When we first see Charlie, he gives his weight as somewhere between 500 and 600 lbs. If this were merely a few extra pounds, a few extra layers of clothing—some of them quilted or waffle-textured, perhaps—would be the solution. For localized corpulence (think Falstaff or Fezziwig), a leotard lined with foam rubber would do the trick. In Samuel D. Hunter's The Whale, however, our hero's professed goal is suicide, achieved by means of obesity-related maladies such as high blood pressure leading to congestive heart failure, making his size an important element in the play's dramatic structure.
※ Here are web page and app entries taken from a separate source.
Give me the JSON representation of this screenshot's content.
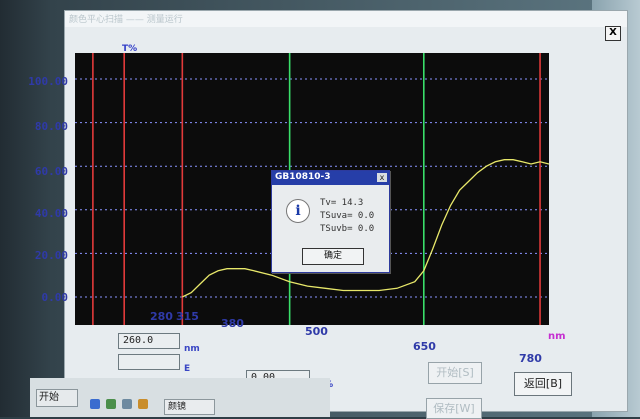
{
  "window": {
    "title": "颜色平心扫描 —— 测量运行",
    "close_label": "X"
  },
  "axis": {
    "y_unit": "T%",
    "x_unit": "nm",
    "y_ticks": [
      "100.00",
      "80.00",
      "60.00",
      "40.00",
      "20.00",
      "0.00"
    ],
    "x_ticks": [
      "280",
      "315",
      "380",
      "500",
      "650",
      "780"
    ]
  },
  "chart_data": {
    "type": "line",
    "ylabel": "T%",
    "xlabel": "nm",
    "xlim": [
      260,
      790
    ],
    "ylim": [
      0,
      100
    ],
    "grid": true,
    "x_ticks": [
      280,
      315,
      380,
      500,
      650,
      780
    ],
    "y_ticks": [
      0,
      20,
      40,
      60,
      80,
      100
    ],
    "markers": [
      {
        "x": 280,
        "color": "#e23a3a"
      },
      {
        "x": 315,
        "color": "#e23a3a"
      },
      {
        "x": 380,
        "color": "#e23a3a"
      },
      {
        "x": 500,
        "color": "#3adf6a"
      },
      {
        "x": 650,
        "color": "#3adf6a"
      },
      {
        "x": 780,
        "color": "#e23a3a"
      }
    ],
    "series": [
      {
        "color": "#e8e86a",
        "x": [
          380,
          390,
          400,
          410,
          420,
          430,
          440,
          450,
          460,
          480,
          500,
          520,
          540,
          560,
          580,
          600,
          620,
          640,
          650,
          660,
          670,
          680,
          690,
          700,
          710,
          720,
          730,
          740,
          750,
          760,
          770,
          780,
          790
        ],
        "y": [
          0,
          2,
          6,
          10,
          12,
          13,
          13,
          13,
          12,
          10,
          7,
          5,
          4,
          3,
          3,
          3,
          4,
          7,
          12,
          22,
          33,
          42,
          49,
          53,
          57,
          60,
          62,
          63,
          63,
          62,
          61,
          62,
          61
        ]
      }
    ]
  },
  "fields": {
    "wavelength_value": "260.0",
    "wavelength_unit": "nm",
    "e_label": "E",
    "t_value": "0.00",
    "t_unit": "T%"
  },
  "buttons": {
    "start_label": "开始[S]",
    "return_label": "返回[B]",
    "save_label": "保存[W]"
  },
  "dialog": {
    "title": "GB10810-3",
    "close_label": "x",
    "lines": [
      "Tv= 14.3",
      "TSuva= 0.0",
      "TSuvb= 0.0"
    ],
    "ok_label": "确定"
  },
  "taskbar": {
    "start_label": "开始",
    "task_label": "颜镜"
  }
}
The visual presence necessary to convey the magnitude of the threat imposed upon our would-be martyr is a challenge, even for actor and plus-size model Dale Calandra. Not only must his character's gargantuan physique be believable in every detail, but he must be ambulatory within its confines—albeit employing the aid of walkers and wheelchairs.
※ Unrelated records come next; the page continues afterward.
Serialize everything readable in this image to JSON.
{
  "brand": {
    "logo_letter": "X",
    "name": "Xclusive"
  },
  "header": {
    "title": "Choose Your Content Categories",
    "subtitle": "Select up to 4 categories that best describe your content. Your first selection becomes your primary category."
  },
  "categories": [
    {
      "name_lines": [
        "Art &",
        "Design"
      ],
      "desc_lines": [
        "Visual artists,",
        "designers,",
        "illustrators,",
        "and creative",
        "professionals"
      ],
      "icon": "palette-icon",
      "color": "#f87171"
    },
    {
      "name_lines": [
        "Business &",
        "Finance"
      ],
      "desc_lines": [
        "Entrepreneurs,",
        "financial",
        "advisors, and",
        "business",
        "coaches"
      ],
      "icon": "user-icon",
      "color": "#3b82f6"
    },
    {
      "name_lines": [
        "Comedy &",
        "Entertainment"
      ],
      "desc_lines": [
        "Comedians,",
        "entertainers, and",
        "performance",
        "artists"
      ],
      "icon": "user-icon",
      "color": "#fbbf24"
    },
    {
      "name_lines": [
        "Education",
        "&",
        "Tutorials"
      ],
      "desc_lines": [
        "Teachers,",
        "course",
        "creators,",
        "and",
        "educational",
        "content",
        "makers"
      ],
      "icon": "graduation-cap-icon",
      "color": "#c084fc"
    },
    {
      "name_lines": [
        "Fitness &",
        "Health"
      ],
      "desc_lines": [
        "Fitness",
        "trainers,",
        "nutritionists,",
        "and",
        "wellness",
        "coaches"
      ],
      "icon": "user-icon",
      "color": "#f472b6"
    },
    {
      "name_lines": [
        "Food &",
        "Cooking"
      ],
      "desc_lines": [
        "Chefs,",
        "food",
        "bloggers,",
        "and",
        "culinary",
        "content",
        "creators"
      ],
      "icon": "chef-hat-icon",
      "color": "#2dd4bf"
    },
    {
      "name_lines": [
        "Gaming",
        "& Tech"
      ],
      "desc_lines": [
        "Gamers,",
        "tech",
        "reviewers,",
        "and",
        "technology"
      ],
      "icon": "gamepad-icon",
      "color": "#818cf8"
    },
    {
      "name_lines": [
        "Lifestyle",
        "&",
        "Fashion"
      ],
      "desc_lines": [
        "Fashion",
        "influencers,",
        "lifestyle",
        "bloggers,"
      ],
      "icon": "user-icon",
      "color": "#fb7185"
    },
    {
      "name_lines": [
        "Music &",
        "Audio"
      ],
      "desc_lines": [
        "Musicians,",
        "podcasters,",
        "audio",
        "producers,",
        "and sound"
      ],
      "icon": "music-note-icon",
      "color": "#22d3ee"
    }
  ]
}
Costume designer Janice Pytel shares the secret of the costume dubbed "a whole-body crinoline" by one critic.
"The costume is basically a two-piece mesh suit consisting of pants with pull-on legs and a sleeveless top that zips up the back. It has a series of pockets and pouches built into it that are designed to replicate the way fat accumulates on a human body. Since it does this differently on different people, we chose a look that concentrated the extra flesh on the lower half of Charlie's body, with no padding on his arms or shoulders, and only minimal padding on his back."
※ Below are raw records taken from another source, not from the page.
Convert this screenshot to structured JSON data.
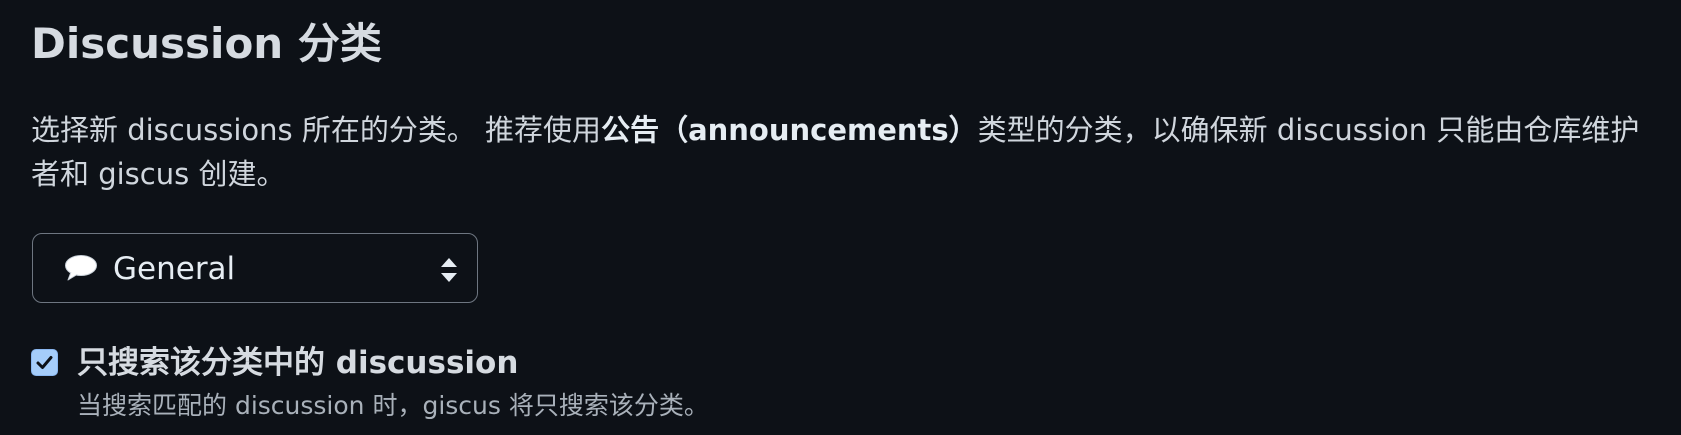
{
  "section": {
    "title": "Discussion 分类",
    "description_part1": "选择新 discussions 所在的分类。 推荐使用",
    "description_bold": "公告（announcements）",
    "description_part2": "类型的分类，以确保新 discussion 只能由仓库维护者和 giscus 创建。"
  },
  "category_select": {
    "selected_value": "General",
    "icon": "speech-bubble-icon"
  },
  "strict_category_option": {
    "checked": true,
    "label": "只搜索该分类中的 discussion",
    "hint": "当搜索匹配的 discussion 时，giscus 将只搜索该分类。"
  },
  "colors": {
    "background": "#0d1117",
    "text": "#e6edf3",
    "muted_text": "#a9b1ba",
    "border": "#6e7681",
    "checkbox_fill": "#a5cdfa"
  }
}
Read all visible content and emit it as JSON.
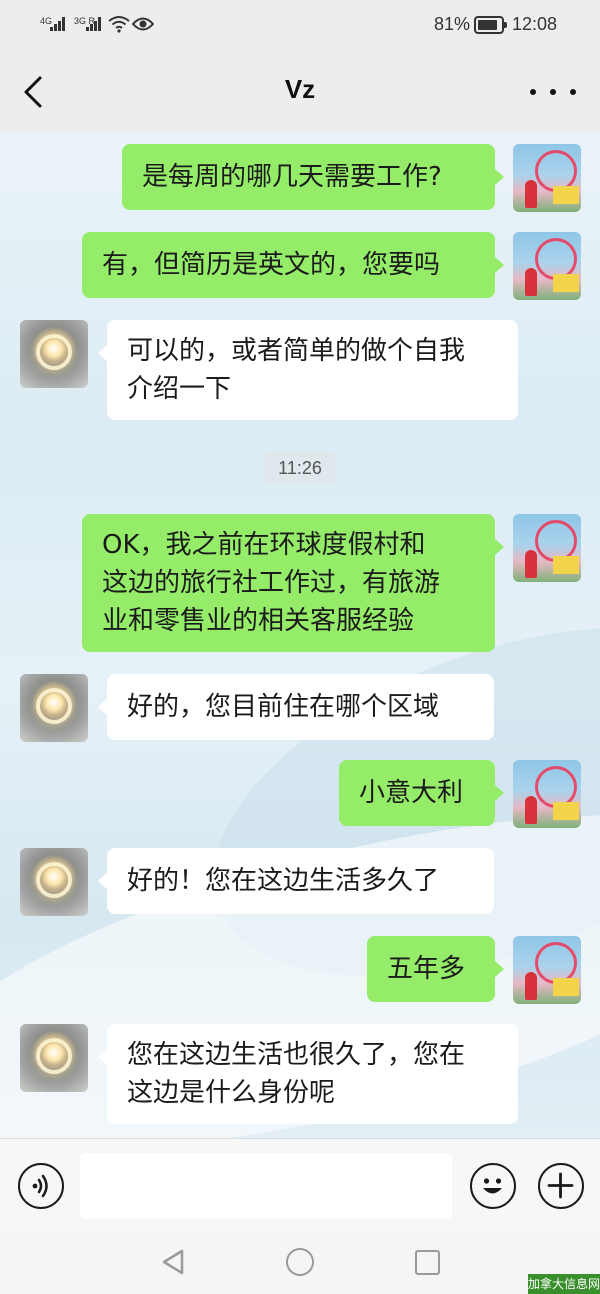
{
  "status_bar": {
    "sim1_label": "4G",
    "sim2_label": "3G R",
    "battery_percent": "81%",
    "time": "12:08",
    "icons": [
      "signal-4g-icon",
      "signal-3g-roaming-icon",
      "wifi-icon",
      "eye-comfort-icon",
      "battery-icon"
    ]
  },
  "header": {
    "title": "Vz",
    "back_icon": "chevron-left-icon",
    "more_icon": "more-dots-icon"
  },
  "messages": [
    {
      "sender": "self",
      "lines": [
        "是每周的哪几天需要工作?"
      ]
    },
    {
      "sender": "self",
      "lines": [
        "有，但简历是英文的，您要吗"
      ]
    },
    {
      "sender": "other",
      "lines": [
        "可以的，或者简单的做个自我",
        "介绍一下"
      ]
    },
    {
      "sender": "self",
      "lines": [
        "OK，我之前在环球度假村和",
        "这边的旅行社工作过，有旅游",
        "业和零售业的相关客服经验"
      ]
    },
    {
      "sender": "other",
      "lines": [
        "好的，您目前住在哪个区域"
      ]
    },
    {
      "sender": "self",
      "lines": [
        "小意大利"
      ]
    },
    {
      "sender": "other",
      "lines": [
        "好的！您在这边生活多久了"
      ]
    },
    {
      "sender": "self",
      "lines": [
        "五年多"
      ]
    },
    {
      "sender": "other",
      "lines": [
        "您在这边生活也很久了，您在",
        "这边是什么身份呢"
      ]
    }
  ],
  "timestamp": "11:26",
  "input_bar": {
    "placeholder": "",
    "value": "",
    "icons": [
      "voice-icon",
      "emoji-icon",
      "plus-icon"
    ]
  },
  "nav_bar": {
    "icons": [
      "nav-back-icon",
      "nav-home-icon",
      "nav-recent-icon"
    ]
  },
  "watermark": "加拿大信息网",
  "colors": {
    "self_bubble": "#95ec69",
    "other_bubble": "#ffffff",
    "header_bg": "#ededed"
  }
}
What exactly is he padded with? "The stuffing is a combination of polyester beads, which provide the proper weight and sagging action when he stands or sits, and fiber-fill pillows, along with some loose fiber-fill. I worked closely with Kate Murphy at Chicago Custom Costumes, who engineered it based on my designs."
How much does the costume weigh and how long did it take Dale to become accustomed to moving in it? "The suit weighs about fifty pounds. We conducted numerous fittings before the start of rehearsals, so it was completed by the time they got onstage. Rehearsals typically last longer than actual performance, however, so often Dale would rehearse in just the top portion—that is, the back and belly part, as opposed to the legs and butt."
What kind of maintenance is required on the whole outfit? "The suit is completely washable, though it has to be unstuffed and the padding washed separately, then re-inserted. Dale needs about 10-15 minutes to get into the suit every night. He can't use the bathroom once he puts it on, but we took pains to make it as comfortable and cool as possible for him."
The critical praise lavished upon Hunter's bleak parable of sacrifice and redemption evidences the reality of Charlie's plight and the sympathy generated by his appearance for the nearly two intermissionless hours of the show's duration. Audiences will never look at a fat man in quite the same way again.
The Whale runs at Victory Gardens Theater through May 5.
Mary Shen Barnidge